We construct a general equilibrium model to evaluate the quantitative effects of severance payments in the presence of contracting and reallocational frictions. Key elements of the model are: 1) establishment level dynamics, 2) imperfect insurance markets, and 3) variable search decisions. Contrary to previous studies that analyzed severance payments in frictionless environments, we find that severance payments reduce unemployment, produce negative insurance effects and improve levels.
Mandatory Disclosure and Financial Contagion
This paper analyzes the welfare implications of mandatory disclosure of losses at financial institutions when it is common knowledge that some banks have incurred losses but not which ones. We develop a model that features contagion, meaning that banks not hit by shocks may still suffer losses because of their exposure to banks that are. In addition, we assume banks can profitably invest funds provided by outsiders, but will divert these funds if their equity is low. Investors thus value knowing which banks were hit by shocks to assess the equity of the banks they invest in. We find that when ...
Quantitative asset pricing implications of endogenous solvency constraints
The authors study the asset pricing implications of an economy where solvency constraints are determined to efficiently deter agents from defaulting. The authors present a simple example for which efficient allocations and all equilibrium elements are characterized analytically. The main model produces large equity premia and risk premia for long-term bonds with low risk aversion and a plausibly calibrated income process. The authors characterize the deviations from independence of aggregate and individual income uncertainty that produce equity and term premia.
If exchange rates are random walks, then almost everything we say about monetary policy is wrong
The key question asked by standard monetary models used for policy analysis, How do changes in short-term interest rates affect the economy? All of the standard models imply that such changes in interest rates affect the economy by altering the conditional means of the macroeconomic aggregates and have no effect on the conditional variances of these aggregates. We argue that the data on exchange rates imply nearly the opposite: the observation that exchange rates are approximately random walks implies that fluctuations in interest rates are associated with nearly one-for-one changes in ...

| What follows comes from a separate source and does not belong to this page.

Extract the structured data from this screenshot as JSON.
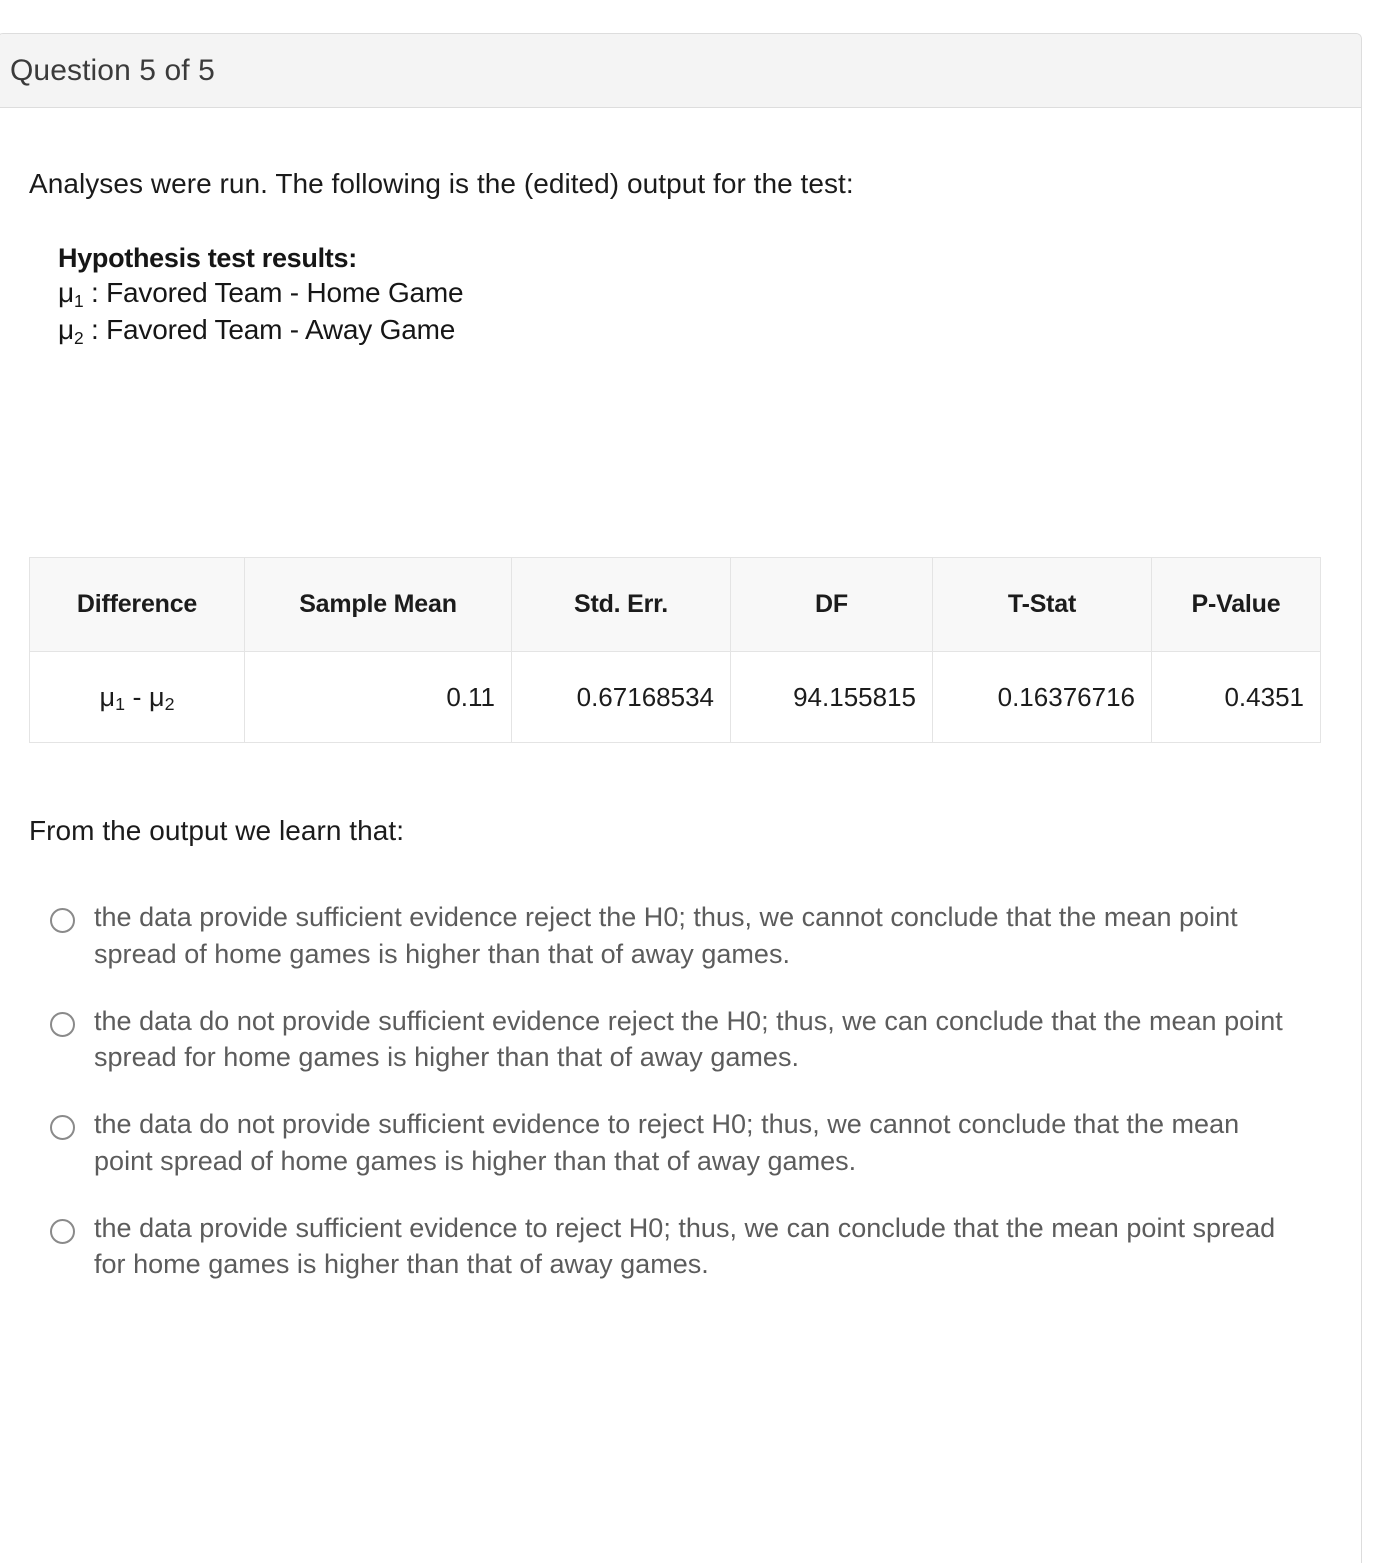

Time-varying risk, interest rates, and exchange rates in general equilibrium
Under mild assumptions, the data indicate that fluctuations in nominal interest rate differentials across currencies are primarily fluctuations in time-varying risk. This finding is an immediate implication of the fact that exchange rates are roughly random walks. If most fluctuations in interest differentials are thought to be driven by monetary policy, then the data call for a theory which explains how changes in monetary policy change risk. Here we propose such a theory based on a general equilibrium monetary model with an endogenous source of risk variation - a variable degree of asset ...
Sluggish responses of prices and inflation to monetary shocks in an inventory model of money demand
We examine the responses of prices and inflation to monetary shocks in an inventory-theoretic model of money demand. We show that the price level responds sluggishly to an exogenous increase in the money stock because the dynamics of households' money inventories leads to a partially offsetting endogenous reduction in velocity. We also show that inflation responds sluggishly to an exogenous increase in the nominal interest rate because changes in monetary policy affect the real interest rate. In a quantitative example, we show that this nominal sluggishness is substantial and persistent if ...